In the agriculture industry, having a green thumb can help businesses improve their yield and their bottom line. As good stewards, our nation’s farmers, ranchers, and agricultural business are also committed to another type of green. Through sustainable and conservation practices, ag businesses are finding multiple uses for products, which reduces land and water usage.

The USDA’s Agricultural Marketing Service (AMS) witnesses these efforts first-hand while overseeing industry Research and Promotion Programs. These self-help programs that are requested for and completely funded by the industry are charged with developing cutting-edge marketing campaigns and supporting nutrition research that benefits all of the industry’s members. Many of their research projects focus on sustainable practices and conservation. While we know that the list of these types of projects is endless, we would like to highlight a few of the things that the cotton industry is doing.

Training Empowers Ag Boards to Recruit the Next Generation of Farmers

USDA Secretary Tom Vilsack, Deputy Secretary Krysta Harden, and all of USDA are committed to supporting the next generation of farmers and ranchers and promoting diversity and inclusion in all sectors of agriculture. As Administrator of the Agricultural Marketing Service (AMS), I had the pleasure of advancing these important priorities during our Research and Promotion Program (R&P) board diversity and inclusion training session, held in Northern Virginia prior to the 2015 Agricultural Outlook Forum.

Meeting participants – including more than 50 board members and board staff from 20 of the 22 R&P boards that we oversee, AMS employees, and representatives of Certified Nominating Organizations – gathered to tackle a serious issue: how to recruit talented and diverse board members who are representative of the industries they serve. The R&P boards allow farmers and ranchers to pool their resources and set common goals to develop new markets and strengthen current markets for the commodities they grow or handle.

How Industries Create a Research and Promotion Program

We often talk about the many ways research and promotion (R&P) programs benefit both ag industries and the consumer. Our nation’s farmers and ranchers leverage these programs and the pooled resources they collect to help overcome marketing barriers and connect with consumers. R&P programs are self-help initiatives that are national in scope and funded by the industry to help these businesses continue to strengthen their rural economies and the communities they support.

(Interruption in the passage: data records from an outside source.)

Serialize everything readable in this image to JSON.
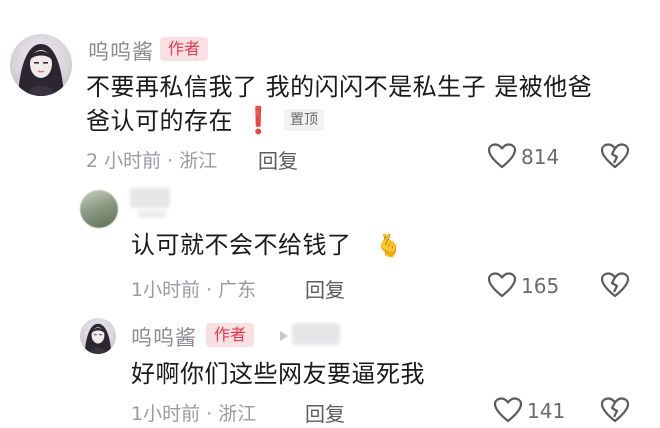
{
  "comments": [
    {
      "username": "呜呜酱",
      "author_badge": "作者",
      "text_line1": "不要再私信我了 我的闪闪不是私生子 是被他爸",
      "text_line2": "爸认可的存在",
      "exclaim": "❗",
      "pin_label": "置顶",
      "time": "2 小时前 · 浙江",
      "reply_label": "回复",
      "like_count": "814"
    },
    {
      "username": "",
      "text": "认可就不会不给钱了",
      "emoji": "🫰",
      "time": "1小时前 · 广东",
      "reply_label": "回复",
      "like_count": "165"
    },
    {
      "username": "呜呜酱",
      "author_badge": "作者",
      "text": "好啊你们这些网友要逼死我",
      "time": "1小时前 · 浙江",
      "reply_label": "回复",
      "like_count": "141"
    }
  ],
  "icons": {
    "like": "heart-outline-icon",
    "dislike": "broken-heart-icon",
    "reply_arrow": "triangle-right-icon"
  },
  "colors": {
    "author_badge_bg": "#f9e1e3",
    "author_badge_text": "#e8384f",
    "meta_text": "#9a9aa0"
  }
}
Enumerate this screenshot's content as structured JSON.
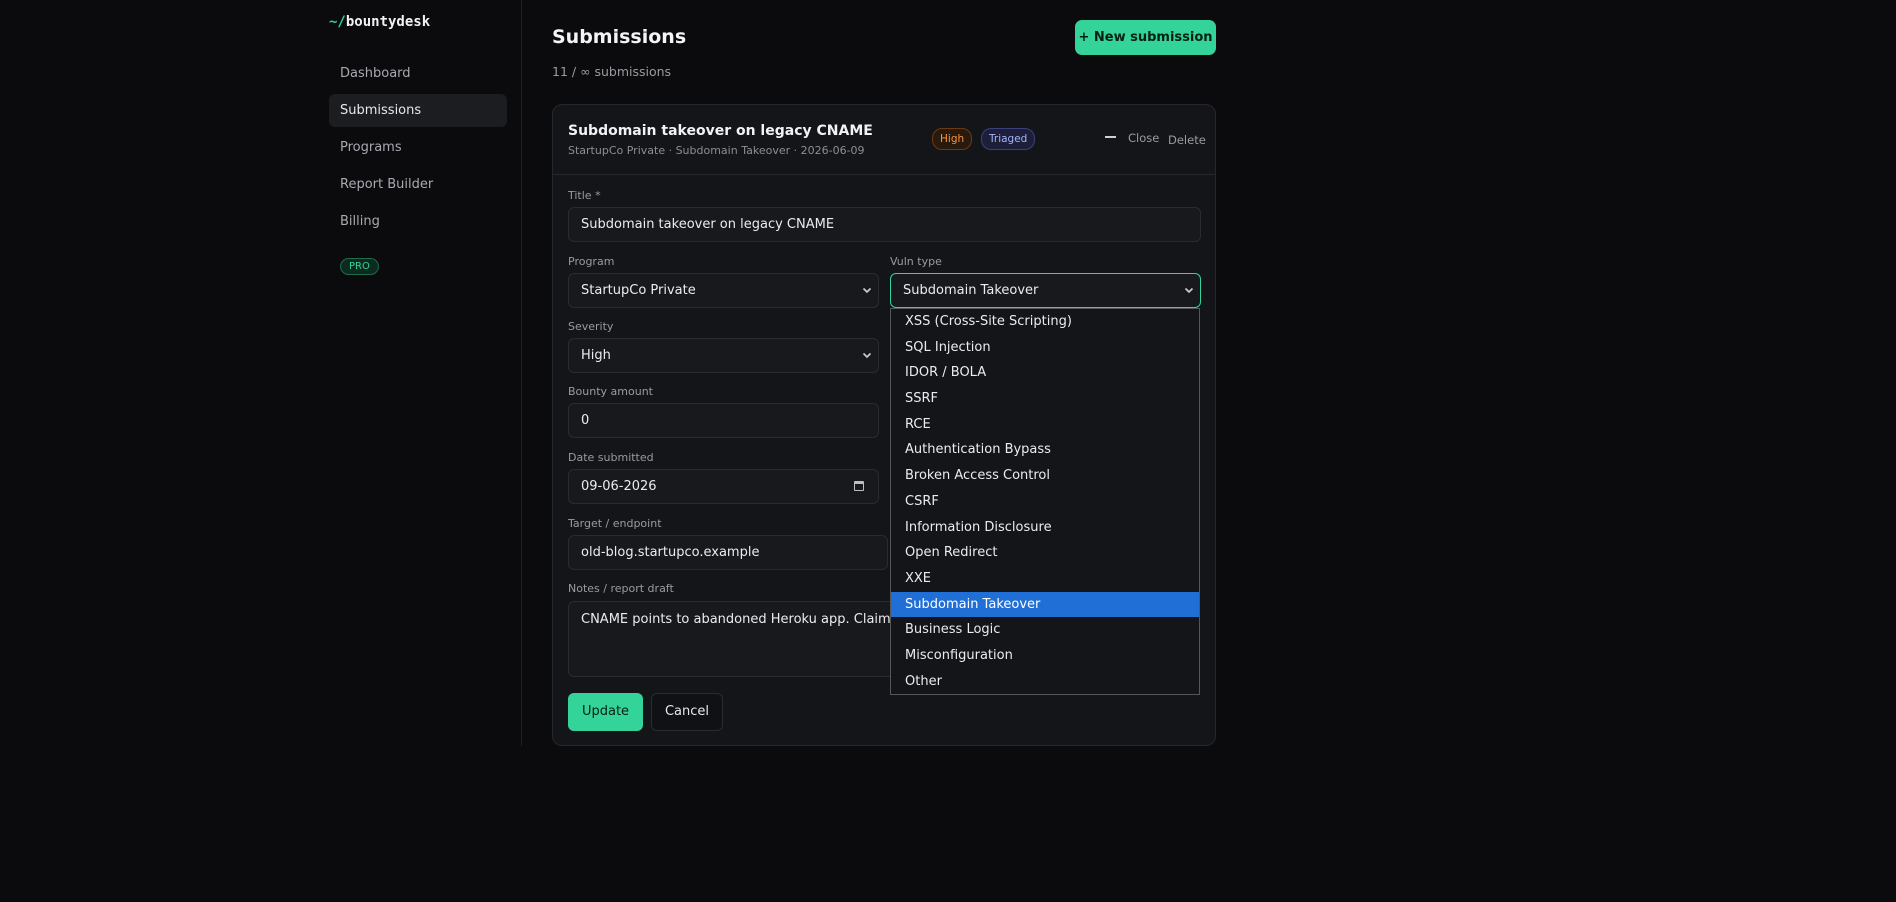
{
  "app": {
    "logo_prefix": "~/",
    "logo_name": "bountydesk",
    "plan_badge": "PRO"
  },
  "sidebar": {
    "items": [
      {
        "label": "Dashboard",
        "active": false
      },
      {
        "label": "Submissions",
        "active": true
      },
      {
        "label": "Programs",
        "active": false
      },
      {
        "label": "Report Builder",
        "active": false
      },
      {
        "label": "Billing",
        "active": false
      }
    ]
  },
  "header": {
    "title": "Submissions",
    "count_text": "11 / ∞ submissions",
    "new_button": "+ New submission"
  },
  "submission": {
    "title": "Subdomain takeover on legacy CNAME",
    "meta": "StartupCo Private · Subdomain Takeover · 2026-06-09",
    "severity_badge": "High",
    "status_badge": "Triaged",
    "close_label": "Close",
    "delete_label": "Delete"
  },
  "form": {
    "title_label": "Title *",
    "title_value": "Subdomain takeover on legacy CNAME",
    "program_label": "Program",
    "program_value": "StartupCo Private",
    "vuln_label": "Vuln type",
    "vuln_value": "Subdomain Takeover",
    "severity_label": "Severity",
    "severity_value": "High",
    "bounty_label": "Bounty amount",
    "bounty_value": "0",
    "date_label": "Date submitted",
    "date_value": "09-06-2026",
    "target_label": "Target / endpoint",
    "target_value": "old-blog.startupco.example",
    "notes_label": "Notes / report draft",
    "notes_value": "CNAME points to abandoned Heroku app. Claimed th",
    "update_button": "Update",
    "cancel_button": "Cancel"
  },
  "vuln_options": [
    "XSS (Cross-Site Scripting)",
    "SQL Injection",
    "IDOR / BOLA",
    "SSRF",
    "RCE",
    "Authentication Bypass",
    "Broken Access Control",
    "CSRF",
    "Information Disclosure",
    "Open Redirect",
    "XXE",
    "Subdomain Takeover",
    "Business Logic",
    "Misconfiguration",
    "Other"
  ],
  "vuln_selected_index": 11,
  "colors": {
    "accent": "#34d399",
    "background": "#0b0b0d",
    "selected_option": "#1f6fd6"
  }
}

To form a new R&P, there are specific steps that the industry and USDA follow:

Avocados: Helping Draw up the Perfect Recipe for the Big Game

The Super Bowl is next Sunday and people are busy making plans for the big game. For many, the most valuable player will be the avocado, which is quickly becoming a fan favorite.

In fact, it’s estimated that Americans will consume 120 million pounds or 240 million fresh avocados during the week leading up to the Super Bowl. This is a 20 percent increase from last year. It is also estimated that the amount of avocados consumed during the big game will be enough to fill an entire football field from end zone to end zone over 46 feet high.

Helping Ag Businesses Reflect on their Accomplishments and Look to the Future

Reflection, celebration, and ambition are hallmarks of entering a new year. We reflect on the challenges we faced, celebrate our accomplishments, and set goals for the future. For businesses, a common goal is finding new ways to satisfy ever-changing consumer demands. Our nation’s farmers and ranchers rely on research and promotion programs to help meet these demands, connecting consumers to their quality products. With a focus on highlighting quality products and building consumer trust, many research and promotion groups embarked on new initiatives and continued to expand on others in 2014.

Success for agricultural businesses often depends on their ability to provide consumers more information. The American Lamb Board accomplishes this by providing locations where lamb fans can enjoy this tasty product. Not only does the Lamb Locator list farmers markets, grocers, butchers and restaurants selling American lamb, it also includes a list of wholesale suppliers. Making this information available to the public helps more and more people enjoy quality lamb products that are produced by American farmers and ranchers.